In running, they talk about the phenomenon of “hitting the wall.” It is the sudden fatigue and loss of energy that comes from using up all the nutritional reserves stored in your body. Maybe you hit the wall because of a mountain of debt or the unexpectedly poor results of a medical test. Perhaps the constant conflict in your family leaves you feeling drained and hopeless. Maybe your spiritual life feels desert like and you find yourself running on empty.
The writer of Hebrews reminds us that we are in a race. His message in 12:12-17 is that in order to finish the race, we need to run hard in the company of others and remove the obstacles that threaten to trip us up.
He begins verse 12 with the simple word, “therefore.” He is connecting his instructions with what he said previously.

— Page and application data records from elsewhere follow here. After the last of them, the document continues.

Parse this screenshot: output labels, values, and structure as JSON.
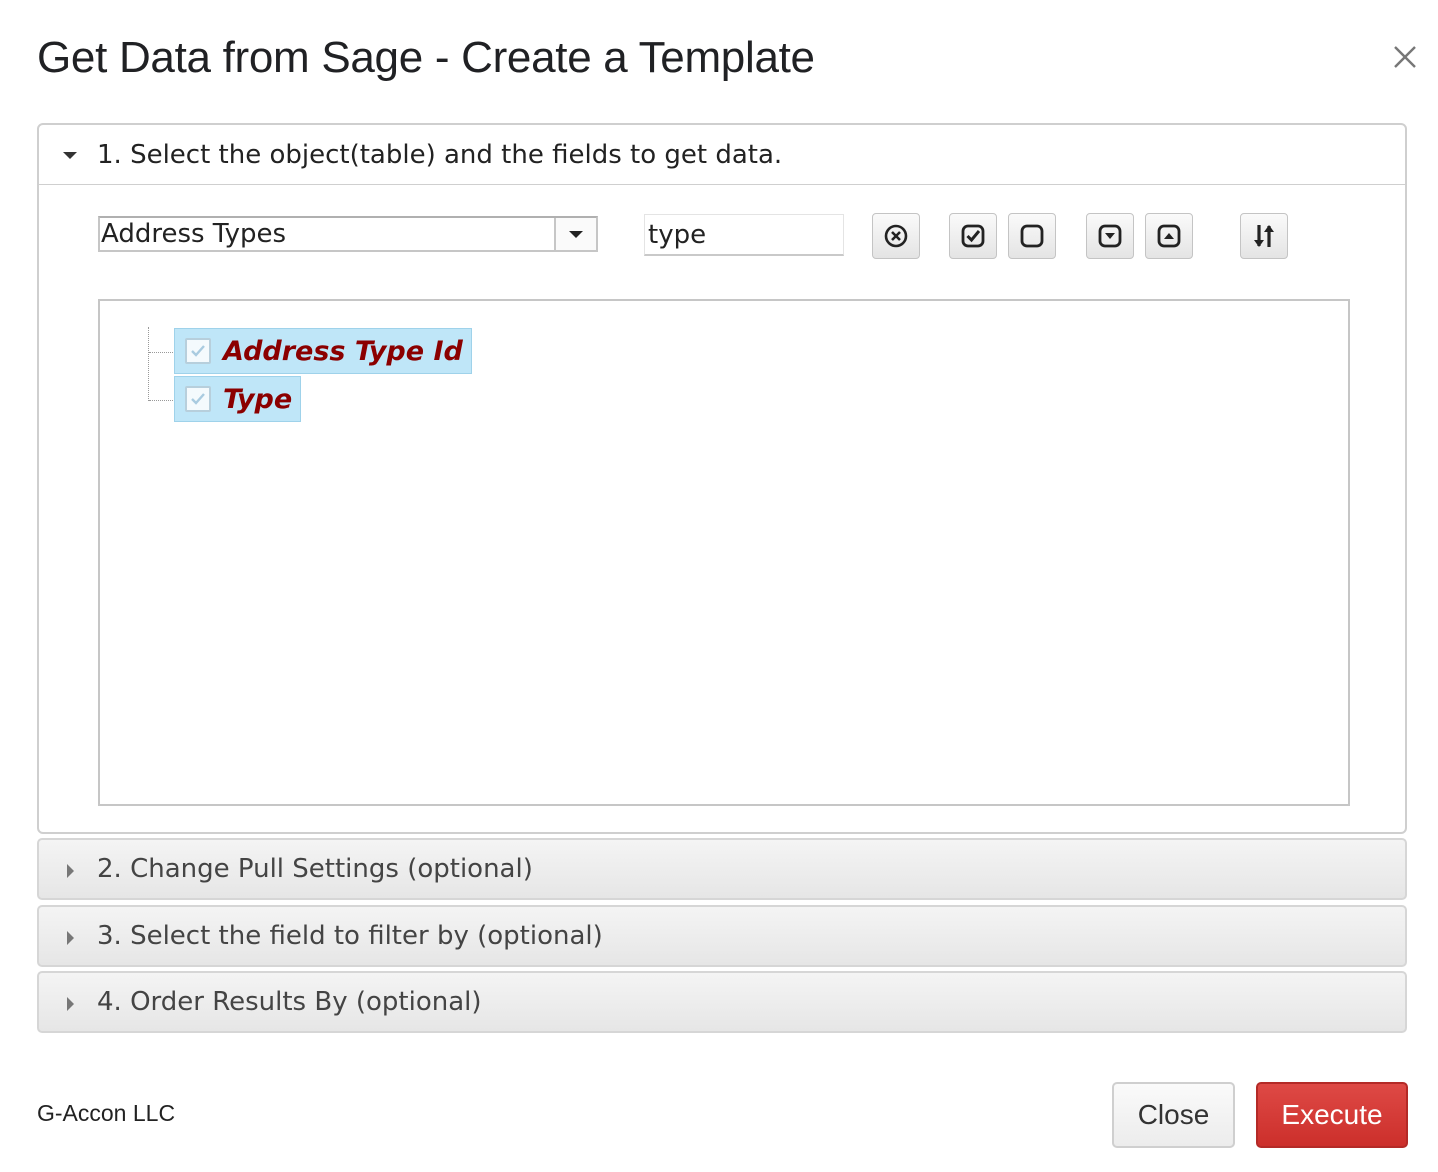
{
  "dialog": {
    "title": "Get Data from Sage - Create a Template",
    "close_icon": "close-icon"
  },
  "sections": [
    {
      "label": "1. Select the object(table) and the fields to get data.",
      "expanded": true
    },
    {
      "label": "2. Change Pull Settings (optional)",
      "expanded": false
    },
    {
      "label": "3. Select the field to filter by (optional)",
      "expanded": false
    },
    {
      "label": "4. Order Results By (optional)",
      "expanded": false
    }
  ],
  "object_select": {
    "value": "Address Types"
  },
  "field_filter": {
    "value": "type"
  },
  "toolbar": {
    "buttons": [
      {
        "name": "clear-filter-button",
        "icon": "x-circle-icon"
      },
      {
        "name": "check-all-button",
        "icon": "check-square-icon"
      },
      {
        "name": "uncheck-all-button",
        "icon": "square-icon"
      },
      {
        "name": "expand-all-button",
        "icon": "caret-down-square-icon"
      },
      {
        "name": "collapse-all-button",
        "icon": "caret-up-square-icon"
      },
      {
        "name": "sort-button",
        "icon": "sort-icon"
      }
    ]
  },
  "field_tree": {
    "items": [
      {
        "label": "Address Type Id",
        "checked": true
      },
      {
        "label": "Type",
        "checked": true
      }
    ]
  },
  "footer": {
    "company": "G-Accon LLC",
    "close_label": "Close",
    "execute_label": "Execute"
  },
  "colors": {
    "execute": "#d43f3a",
    "selected_node_bg": "#bfe6f8",
    "field_text": "#8b0000"
  }
}
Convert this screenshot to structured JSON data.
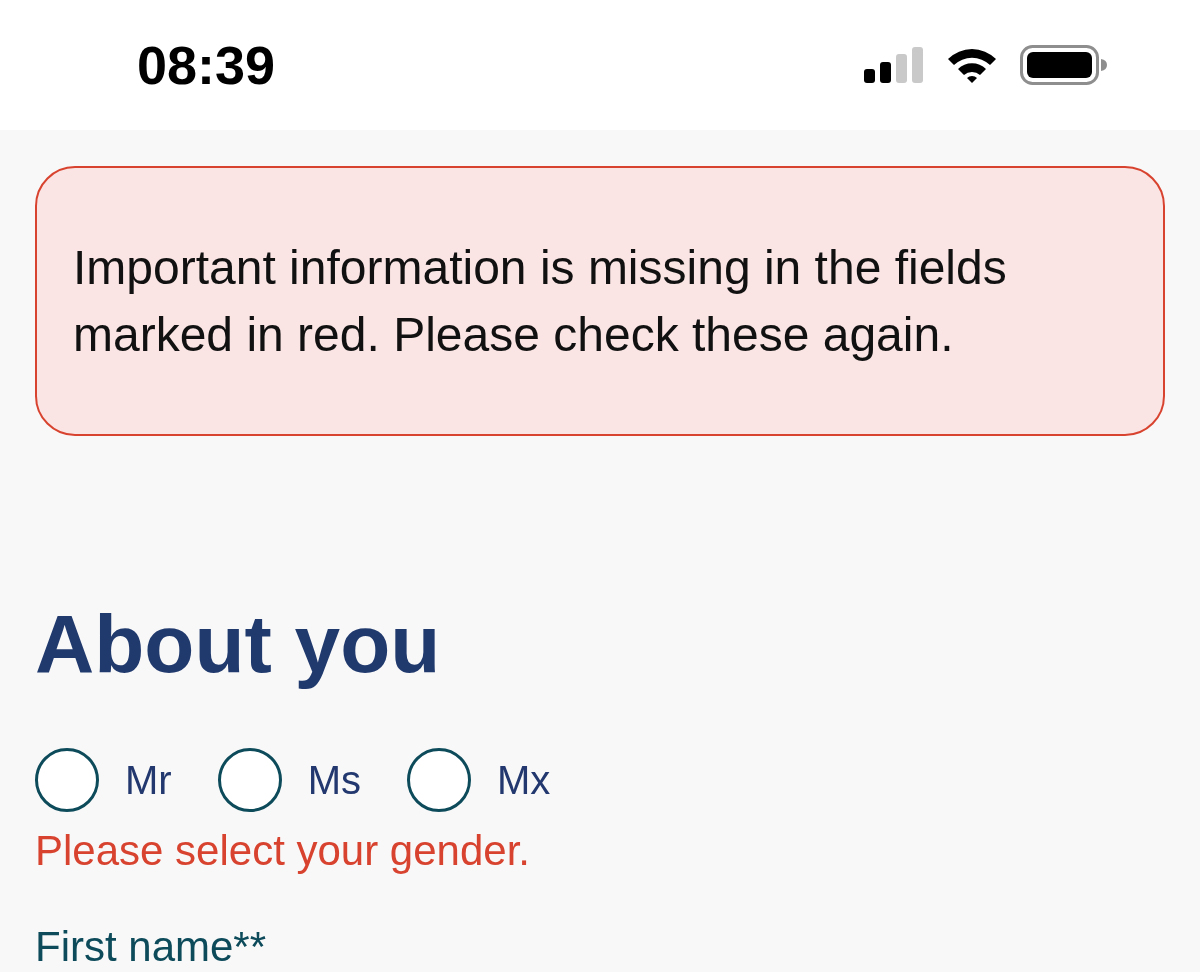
{
  "status_bar": {
    "time": "08:39"
  },
  "alert": {
    "message": "Important information is missing in the fields marked in red. Please check these again."
  },
  "section": {
    "title": "About you"
  },
  "gender": {
    "options": [
      {
        "label": "Mr",
        "selected": false
      },
      {
        "label": "Ms",
        "selected": false
      },
      {
        "label": "Mx",
        "selected": false
      }
    ],
    "error": "Please select your gender."
  },
  "fields": [
    {
      "label": "First name**"
    }
  ]
}
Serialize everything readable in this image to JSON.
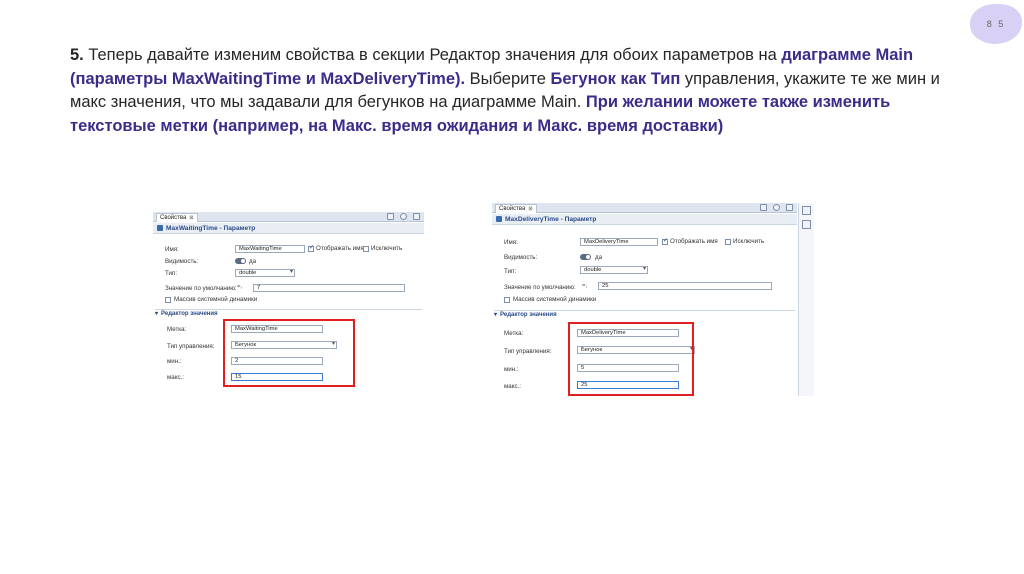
{
  "page_number": "8 5",
  "instruction": {
    "n": "5.",
    "p1": " Теперь давайте изменим свойства в секции Редактор значения для обоих параметров на ",
    "h1": "диаграмме Main (параметры MaxWaitingTime и MaxDeliveryTime).",
    "p2": " Выберите ",
    "h2": "Бегунок как Тип",
    "p3": " управления, укажите те же мин и макс значения, что мы задавали для бегунков на диаграмме Main. ",
    "h3": "При желании можете также изменить текстовые метки (например, на Макс. время ожидания и Макс. время доставки)"
  },
  "panel1": {
    "tab_label": "Свойства",
    "tab_close": "⊠",
    "title": "MaxWaitingTime - Параметр",
    "name_label": "Имя:",
    "name_value": "MaxWaitingTime",
    "show_name_label": "Отображать имя",
    "exclude_label": "Исключить",
    "visibility_label": "Видимость:",
    "visibility_value": "да",
    "type_label": "Тип:",
    "type_value": "double",
    "default_label": "Значение по умолчанию:",
    "eq_icon": "=,",
    "default_value": "7",
    "system_dynamics_label": "Массив системной динамики",
    "section_label": "Редактор значения",
    "mark_label": "Метка:",
    "mark_value": "MaxWaitingTime",
    "control_type_label": "Тип управления:",
    "control_type_value": "Бегунок",
    "min_label": "мин.:",
    "min_value": "2",
    "max_label": "макс.:",
    "max_value": "15"
  },
  "panel2": {
    "tab_label": "Свойства",
    "tab_close": "⊠",
    "title": "MaxDeliveryTime - Параметр",
    "name_label": "Имя:",
    "name_value": "MaxDeliveryTime",
    "show_name_label": "Отображать имя",
    "exclude_label": "Исключить",
    "visibility_label": "Видимость:",
    "visibility_value": "да",
    "type_label": "Тип:",
    "type_value": "double",
    "default_label": "Значение по умолчанию:",
    "eq_icon": "=,",
    "default_value": "25",
    "system_dynamics_label": "Массив системной динамики",
    "section_label": "Редактор значения",
    "mark_label": "Метка:",
    "mark_value": "MaxDeliveryTime",
    "control_type_label": "Тип управления:",
    "control_type_value": "Бегунок",
    "min_label": "мин.:",
    "min_value": "5",
    "max_label": "макс.:",
    "max_value": "25"
  }
}
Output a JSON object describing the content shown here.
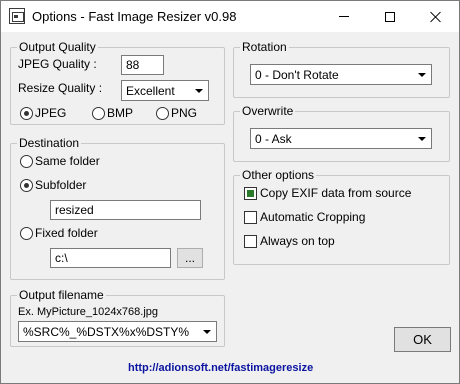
{
  "window": {
    "title": "Options - Fast Image Resizer v0.98",
    "icons": {
      "app": "app-icon",
      "minimize": "minimize-icon",
      "maximize": "maximize-icon",
      "close": "close-icon"
    }
  },
  "output_quality": {
    "title": "Output Quality",
    "jpeg_quality_label": "JPEG Quality :",
    "jpeg_quality_value": "88",
    "resize_quality_label": "Resize Quality :",
    "resize_quality_value": "Excellent",
    "formats": [
      {
        "label": "JPEG",
        "selected": true
      },
      {
        "label": "BMP",
        "selected": false
      },
      {
        "label": "PNG",
        "selected": false
      }
    ]
  },
  "destination": {
    "title": "Destination",
    "same_folder_label": "Same folder",
    "same_folder_selected": false,
    "subfolder_label": "Subfolder",
    "subfolder_selected": true,
    "subfolder_value": "resized",
    "fixed_folder_label": "Fixed folder",
    "fixed_folder_selected": false,
    "fixed_folder_value": "c:\\",
    "browse_label": "..."
  },
  "output_filename": {
    "title": "Output filename",
    "example": "Ex. MyPicture_1024x768.jpg",
    "pattern_value": "%SRC%_%DSTX%x%DSTY%"
  },
  "rotation": {
    "title": "Rotation",
    "value": "0 - Don't Rotate"
  },
  "overwrite": {
    "title": "Overwrite",
    "value": "0 - Ask"
  },
  "other_options": {
    "title": "Other options",
    "items": [
      {
        "label": "Copy EXIF data from source",
        "checked": true
      },
      {
        "label": "Automatic Cropping",
        "checked": false
      },
      {
        "label": "Always on top",
        "checked": false
      }
    ]
  },
  "ok_label": "OK",
  "link_text": "http://adionsoft.net/fastimageresize",
  "colors": {
    "link": "#0a14a0",
    "check_fill": "#2a7a2a",
    "window_bg": "#f0f0f0"
  }
}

In verses 1-3, he explained that we are to run the race of the Christian life with our eyes on Jesus. Now, he says that we are to finish the race. In between (4-11), he explains that we are to accept God’s discipline in order to grow. By using the athletic metaphor of being in a race, it helps us understand how and why God uses discipline in our lives—to help us run and finish well.
Run hard in the company of others (12-14). His first instruction in verse 12 speaks of personal responsibility. When we feel worn out, run down, discouraged, and ready to give up, we need to renew our strength. Keeping our focus on Jesus and understanding God’s purpose in discipline will help invigorate us. We also need to abandon fear and despair and keep running.
However, we are not to run alone. We need to remember and practice the “one another” commands found in the book. In so doing, we will be able to help those who are weaker than we are.
We are to run hard after peace and holiness. The natural tendency when we are in the midst of trials is to look out for number one. Instead, we are to strive for peace with everyone. That does not mean we will achieve peace with everyone, but it should be our goal. We are also to pursue holiness. We are to cast off sin and press hard after holiness.
By doing these things, we can rest assured that we will arrive at the finish line. We will see the Lord when we step into his presence.
Remove the obstacles that threaten to trip us up (13, 15-17). Like a road grader smoothing out uneven ground, so we are to remove the obstacles that cause us to sin. The author gives four specific obstacles to get rid off—gracelessness, bitterness, immorality, and worldliness. A person might miss out on grace because of unconfessed sin, a lack of God’s word in their life, or being absent from church. One can develop a bitter spirit through continued anger, unforgiveness, nursing grudges, or always complaining, “It’s not fair!” Bitterness will poison not only your heart, but those around you. Pursuing sexual satisfaction outside the bonds of a husband-wife marriage will trip one up as well. In addition, a worldly attitude of instant gratification can lead to deep heartache and regret. That was the experience of Esau who traded away his inheritance for a single meal.
What obstacles are holding you back from spiritual growth? Have you given up and stopped trying? Are you trying to do it on your own? Are their broken relationships or unconfessed sin in your life? Are you experiencing a spiritual famine because you stopped reading God’s word or attending church? Are you struggling with pornography or having an affair? Is your heart filled with worldly desires? If your answer is “Yes” to any of these questions, then confess your sin and repent.
If you want to finish well, then renew your strength, run hard, run with others, and pursue peace and holiness. Remove any and every obstacle that is tripping you up and hindering you from moving forward.
Remove the obstacles. Run hard with others. Finish well!
This is the synopsis of a message preached at First Central Bible Church in Chicopee, MA, on November 24, 2019. It is part of a series of expository sermons on the book of Hebrews. Please click on the link to download a copy of the sermon notes.